-- Problem to work on --
Print all the data, keeping every line exactly as it is.

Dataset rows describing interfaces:
▼
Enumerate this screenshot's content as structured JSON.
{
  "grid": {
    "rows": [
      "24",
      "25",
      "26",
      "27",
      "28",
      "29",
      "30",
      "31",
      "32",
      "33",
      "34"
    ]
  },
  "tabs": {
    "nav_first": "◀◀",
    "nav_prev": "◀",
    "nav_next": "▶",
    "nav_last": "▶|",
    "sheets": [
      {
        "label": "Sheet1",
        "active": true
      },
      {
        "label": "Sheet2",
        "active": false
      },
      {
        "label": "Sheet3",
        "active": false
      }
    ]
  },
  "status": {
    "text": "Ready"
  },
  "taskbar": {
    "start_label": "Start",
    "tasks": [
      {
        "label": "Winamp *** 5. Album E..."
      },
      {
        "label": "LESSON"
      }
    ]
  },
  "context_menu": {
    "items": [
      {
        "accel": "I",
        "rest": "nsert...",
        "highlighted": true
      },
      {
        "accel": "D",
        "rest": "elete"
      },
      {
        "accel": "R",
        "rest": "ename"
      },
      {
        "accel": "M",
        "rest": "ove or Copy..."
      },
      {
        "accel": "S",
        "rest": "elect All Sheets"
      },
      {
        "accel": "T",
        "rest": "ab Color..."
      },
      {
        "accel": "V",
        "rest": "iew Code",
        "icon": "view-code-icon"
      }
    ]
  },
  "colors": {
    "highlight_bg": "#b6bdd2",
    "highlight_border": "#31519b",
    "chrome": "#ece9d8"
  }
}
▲
-- Expected answer --
Enumerate this screenshot's content as structured JSON.
{
  "grid": {
    "rows": [
      "24",
      "25",
      "26",
      "27",
      "28",
      "29",
      "30",
      "31",
      "32",
      "33",
      "34"
    ]
  },
  "tabs": {
    "nav_first": "◀◀",
    "nav_prev": "◀",
    "nav_next": "▶",
    "nav_last": "▶|",
    "sheets": [
      {
        "label": "Sheet1",
        "active": true
      },
      {
        "label": "Sheet2",
        "active": false
      },
      {
        "label": "Sheet3",
        "active": false
      }
    ]
  },
  "status": {
    "text": "Ready"
  },
  "taskbar": {
    "start_label": "Start",
    "tasks": [
      {
        "label": "Winamp *** 5. Album E..."
      },
      {
        "label": "LESSON"
      }
    ]
  },
  "context_menu": {
    "items": [
      {
        "accel": "I",
        "rest": "nsert...",
        "highlighted": true
      },
      {
        "accel": "D",
        "rest": "elete"
      },
      {
        "accel": "R",
        "rest": "ename"
      },
      {
        "accel": "M",
        "rest": "ove or Copy..."
      },
      {
        "accel": "S",
        "rest": "elect All Sheets"
      },
      {
        "accel": "T",
        "rest": "ab Color..."
      },
      {
        "accel": "V",
        "rest": "iew Code",
        "icon": "view-code-icon"
      }
    ]
  },
  "colors": {
    "highlight_bg": "#b6bdd2",
    "highlight_border": "#31519b",
    "chrome": "#ece9d8"
  }
}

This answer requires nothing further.